Auburn QB Nick Marshall Isn't Cam Newton, but the Similarities Are Unavoidable

Barrett SalleeSEC Football Lead WriterAugust 19, 2013

Auburn QB Nick Marshall / Photo: Auburn University/Todd Van Emst
Auburn QB Nick Marshall / Photo: Auburn University/Todd Van Emst

Auburn's newly minted starting quarterback Nick Marshall made his first appearance in front of the media since winning the job Sunday night and addressed the similarities between he and former Tigers quarterback and 2010 Heisman Trophy winner Cam Newton for the first of what will be numerous times.

Marshall—a former Georgia defensive back—spent the last season at Garden City (Kan.) Community College after being dismissed from the Bulldogs in February 2012. Newton shared a similar path, leaving the Florida Gators following an off-the-field incident for one season at Blinn College in Texas before joining the Auburn program as a junior in 2010.

From the journey to the Plains, to the dual-threat capabilities to Gus Malzahn's hurry-up, no huddle system, the comparisons to Newton are unavoidable.

Marshall isn't interested in those lofty expectations.

"I really can't compare myself to him," Marshall said. "I just have to be myself."

But Malzahn can and did quite often Sunday night.

"All of the other quarterbacks I've had went through spring," Malzahn said. "Cam had a chance to go through spring. The difference is that we never went live (in practice) with Cam. If you watched Cam two-and-a-half weeks into spring practice, you wouldn't know that he was going to be the quarterback. Everything wasn't perfect."

Marshall threw for 3,142 yards and 18 touchdowns last season at Garden City and added 1,095 rushing yards and 19 touchdowns.

While statistically, Marshall and Newton appear to be similar quarterbacks, the 6'1", 210-pound Marshall is a much more slippery than Newton. His elusiveness in the pocket and ability to extend plays coupled with a cannon that can get the ball 70 yards downfield on a dime will make him a matchup nightmare for opposing defensive coordinators. If we're comparing him to recent dual-threat studs, he's more like Texas A&M quarterback Johnny Manziel than he is Newton.
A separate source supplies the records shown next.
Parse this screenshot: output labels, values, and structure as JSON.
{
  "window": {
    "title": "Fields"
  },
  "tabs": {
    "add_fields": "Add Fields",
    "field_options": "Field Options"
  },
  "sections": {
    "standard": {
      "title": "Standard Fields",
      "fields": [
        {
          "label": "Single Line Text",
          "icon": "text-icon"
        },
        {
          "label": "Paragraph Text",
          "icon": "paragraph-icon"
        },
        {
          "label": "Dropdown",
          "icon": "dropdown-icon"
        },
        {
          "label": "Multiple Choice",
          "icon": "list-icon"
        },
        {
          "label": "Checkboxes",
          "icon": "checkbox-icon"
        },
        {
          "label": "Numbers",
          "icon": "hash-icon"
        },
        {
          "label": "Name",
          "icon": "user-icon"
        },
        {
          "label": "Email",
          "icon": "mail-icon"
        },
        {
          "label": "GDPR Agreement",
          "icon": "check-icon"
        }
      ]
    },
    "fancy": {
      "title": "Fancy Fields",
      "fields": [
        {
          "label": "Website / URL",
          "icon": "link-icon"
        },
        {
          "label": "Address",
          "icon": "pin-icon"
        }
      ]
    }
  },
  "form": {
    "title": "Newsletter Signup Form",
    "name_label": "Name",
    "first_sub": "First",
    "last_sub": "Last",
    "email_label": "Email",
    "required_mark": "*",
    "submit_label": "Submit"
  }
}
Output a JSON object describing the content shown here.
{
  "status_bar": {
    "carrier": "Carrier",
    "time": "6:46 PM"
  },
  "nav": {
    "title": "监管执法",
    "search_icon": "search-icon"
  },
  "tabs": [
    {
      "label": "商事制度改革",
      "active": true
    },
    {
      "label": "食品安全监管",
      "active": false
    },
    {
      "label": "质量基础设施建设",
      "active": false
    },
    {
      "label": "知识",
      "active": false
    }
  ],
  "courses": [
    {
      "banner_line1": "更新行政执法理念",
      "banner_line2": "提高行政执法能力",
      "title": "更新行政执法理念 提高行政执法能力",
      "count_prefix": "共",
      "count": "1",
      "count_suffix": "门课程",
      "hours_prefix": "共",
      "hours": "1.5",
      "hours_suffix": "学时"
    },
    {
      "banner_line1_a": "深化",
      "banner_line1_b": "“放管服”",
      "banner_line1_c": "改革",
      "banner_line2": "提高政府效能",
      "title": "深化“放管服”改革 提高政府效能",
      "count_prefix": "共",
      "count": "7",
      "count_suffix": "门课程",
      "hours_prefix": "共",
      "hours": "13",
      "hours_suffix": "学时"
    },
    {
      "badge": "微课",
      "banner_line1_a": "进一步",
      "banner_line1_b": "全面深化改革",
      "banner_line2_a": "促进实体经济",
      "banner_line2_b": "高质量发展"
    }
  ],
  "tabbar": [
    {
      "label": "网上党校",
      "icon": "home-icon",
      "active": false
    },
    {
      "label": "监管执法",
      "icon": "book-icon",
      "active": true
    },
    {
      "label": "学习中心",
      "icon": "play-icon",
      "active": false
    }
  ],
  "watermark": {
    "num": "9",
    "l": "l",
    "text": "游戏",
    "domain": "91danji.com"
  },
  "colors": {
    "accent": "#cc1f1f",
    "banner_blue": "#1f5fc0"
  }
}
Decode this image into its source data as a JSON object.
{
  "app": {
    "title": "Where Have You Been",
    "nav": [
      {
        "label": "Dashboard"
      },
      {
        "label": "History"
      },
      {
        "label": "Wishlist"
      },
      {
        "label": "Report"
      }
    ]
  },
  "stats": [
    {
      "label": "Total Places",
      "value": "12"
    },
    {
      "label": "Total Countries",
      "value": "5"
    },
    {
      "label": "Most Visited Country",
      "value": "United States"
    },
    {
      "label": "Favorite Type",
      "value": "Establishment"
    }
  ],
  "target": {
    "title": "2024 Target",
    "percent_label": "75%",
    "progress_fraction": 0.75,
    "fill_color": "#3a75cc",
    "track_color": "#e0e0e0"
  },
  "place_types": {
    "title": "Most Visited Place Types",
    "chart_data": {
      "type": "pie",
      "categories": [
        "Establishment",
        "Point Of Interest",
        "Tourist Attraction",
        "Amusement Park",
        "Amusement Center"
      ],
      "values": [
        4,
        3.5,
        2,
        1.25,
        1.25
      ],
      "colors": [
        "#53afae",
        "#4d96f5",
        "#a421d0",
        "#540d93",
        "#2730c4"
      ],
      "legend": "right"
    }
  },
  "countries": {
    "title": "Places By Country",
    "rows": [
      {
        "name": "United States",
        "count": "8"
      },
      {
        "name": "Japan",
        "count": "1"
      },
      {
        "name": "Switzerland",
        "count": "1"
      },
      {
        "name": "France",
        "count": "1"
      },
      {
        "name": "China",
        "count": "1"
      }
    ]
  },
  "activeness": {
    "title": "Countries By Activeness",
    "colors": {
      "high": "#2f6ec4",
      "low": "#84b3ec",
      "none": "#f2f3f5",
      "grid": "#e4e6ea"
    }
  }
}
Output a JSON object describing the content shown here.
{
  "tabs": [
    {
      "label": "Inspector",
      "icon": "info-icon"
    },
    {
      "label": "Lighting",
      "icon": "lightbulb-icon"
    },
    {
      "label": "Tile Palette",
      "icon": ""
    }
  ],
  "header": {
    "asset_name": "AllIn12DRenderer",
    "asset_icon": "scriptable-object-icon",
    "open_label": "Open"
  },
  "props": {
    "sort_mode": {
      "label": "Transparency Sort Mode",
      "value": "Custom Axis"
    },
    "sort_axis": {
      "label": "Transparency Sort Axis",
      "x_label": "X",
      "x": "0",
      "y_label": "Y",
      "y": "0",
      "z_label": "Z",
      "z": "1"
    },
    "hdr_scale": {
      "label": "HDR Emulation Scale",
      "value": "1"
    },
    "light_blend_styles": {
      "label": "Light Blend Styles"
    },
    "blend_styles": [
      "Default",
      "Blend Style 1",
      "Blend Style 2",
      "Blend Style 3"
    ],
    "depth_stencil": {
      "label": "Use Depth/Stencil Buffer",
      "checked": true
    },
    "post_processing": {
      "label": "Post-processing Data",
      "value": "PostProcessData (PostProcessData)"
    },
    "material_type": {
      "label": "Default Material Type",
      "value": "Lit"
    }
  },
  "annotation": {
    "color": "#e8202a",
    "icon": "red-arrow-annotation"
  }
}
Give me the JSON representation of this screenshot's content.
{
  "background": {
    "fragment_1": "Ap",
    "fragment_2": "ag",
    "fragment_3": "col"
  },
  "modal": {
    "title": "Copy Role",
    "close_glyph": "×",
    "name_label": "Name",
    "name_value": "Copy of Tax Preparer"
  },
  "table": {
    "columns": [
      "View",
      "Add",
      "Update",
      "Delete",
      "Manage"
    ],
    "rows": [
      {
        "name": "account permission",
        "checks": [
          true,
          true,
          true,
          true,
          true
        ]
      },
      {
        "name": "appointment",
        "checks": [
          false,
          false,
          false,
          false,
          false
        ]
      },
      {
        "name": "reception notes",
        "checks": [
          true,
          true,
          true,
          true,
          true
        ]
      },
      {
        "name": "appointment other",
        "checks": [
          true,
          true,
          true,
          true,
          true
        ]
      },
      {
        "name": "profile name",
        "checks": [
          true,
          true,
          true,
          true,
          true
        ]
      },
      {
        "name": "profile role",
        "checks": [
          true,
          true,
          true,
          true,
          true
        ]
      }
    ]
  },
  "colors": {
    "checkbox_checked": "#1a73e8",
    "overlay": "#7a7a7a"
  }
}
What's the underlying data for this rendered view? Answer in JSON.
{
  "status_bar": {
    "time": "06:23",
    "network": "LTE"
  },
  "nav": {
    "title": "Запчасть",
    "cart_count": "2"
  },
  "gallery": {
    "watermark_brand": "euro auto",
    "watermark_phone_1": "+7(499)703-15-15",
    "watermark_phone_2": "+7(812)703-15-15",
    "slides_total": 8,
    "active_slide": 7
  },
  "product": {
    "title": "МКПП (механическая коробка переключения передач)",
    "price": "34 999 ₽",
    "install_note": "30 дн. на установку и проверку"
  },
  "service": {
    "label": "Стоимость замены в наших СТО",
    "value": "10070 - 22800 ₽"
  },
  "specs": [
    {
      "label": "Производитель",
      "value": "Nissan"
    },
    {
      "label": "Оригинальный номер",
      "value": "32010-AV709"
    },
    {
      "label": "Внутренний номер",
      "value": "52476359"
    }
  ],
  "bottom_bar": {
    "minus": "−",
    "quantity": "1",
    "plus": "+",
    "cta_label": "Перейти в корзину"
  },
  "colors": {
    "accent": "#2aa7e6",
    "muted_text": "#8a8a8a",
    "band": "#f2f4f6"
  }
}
He doesn't have to be Newton though.

Malzahn's offense is predicated on a punishing, downhill rushing attack. With 1,000-yard rusher Tre Mason, spring game MVP Cameron Artis-Payne and speedster Corey Grant in house, the Tigers are fine in that department.

All Marshall needs to do is take care of the football, which was a challenge for him in his first season back at quarterback with the Broncbusters in 2012. He tossed 20 interceptions and lost five fumbles in an offense that was switched to the spread shortly before the season started.

His ability to make smart decisions in camp at Auburn is a big reason why he won the job in three short weeks.

"It's been good, because we have coaches who everyday, ream it into our heads about ball security," Marshall said. "It stuck to me now, so I'm not going to worry about turnovers."

The Newton comparisons will linger all season, especially if Marshall does turn heads early in the season in the way Newton did in 2010.

But he isn't Newton.

Newton only tossed five picks in his one season at Blinn in 2009 and was a polished passer the moment he stepped foot on campus. While Marshall was a little rough around the edges, it was his potential that won him the job.

"The day that we went live, they were flying around him, and I was right back there with him and he seemed like it was 7-on-7 mode," Malzahn said.

That doesn't mean that Marshall cannot get to Newton's level eventually. His arm strength is comparable right now, and while Marshall is more likely to run around a defender than over one, his ability to make things happen on the ground has the coaches excited about the future.

"We're always going to play to our quarterback's strengths, but he's very unique," Malzahn said. "He's a phenomenal athlete. One of the better athletes I've probably gotten a chance to coach at the quarterback position."

There may be some speed bumps along the way, but the marriage between Malzahn and Marshall will make Auburn's offense can't-miss television if—for no other reason—its high-risk, high-reward nature.

If and when it clicks, look out.


*Barrett Sallee is the lead SEC college football writer for Bleacher Report. Unless otherwise noted, all quotes were obtained firsthand.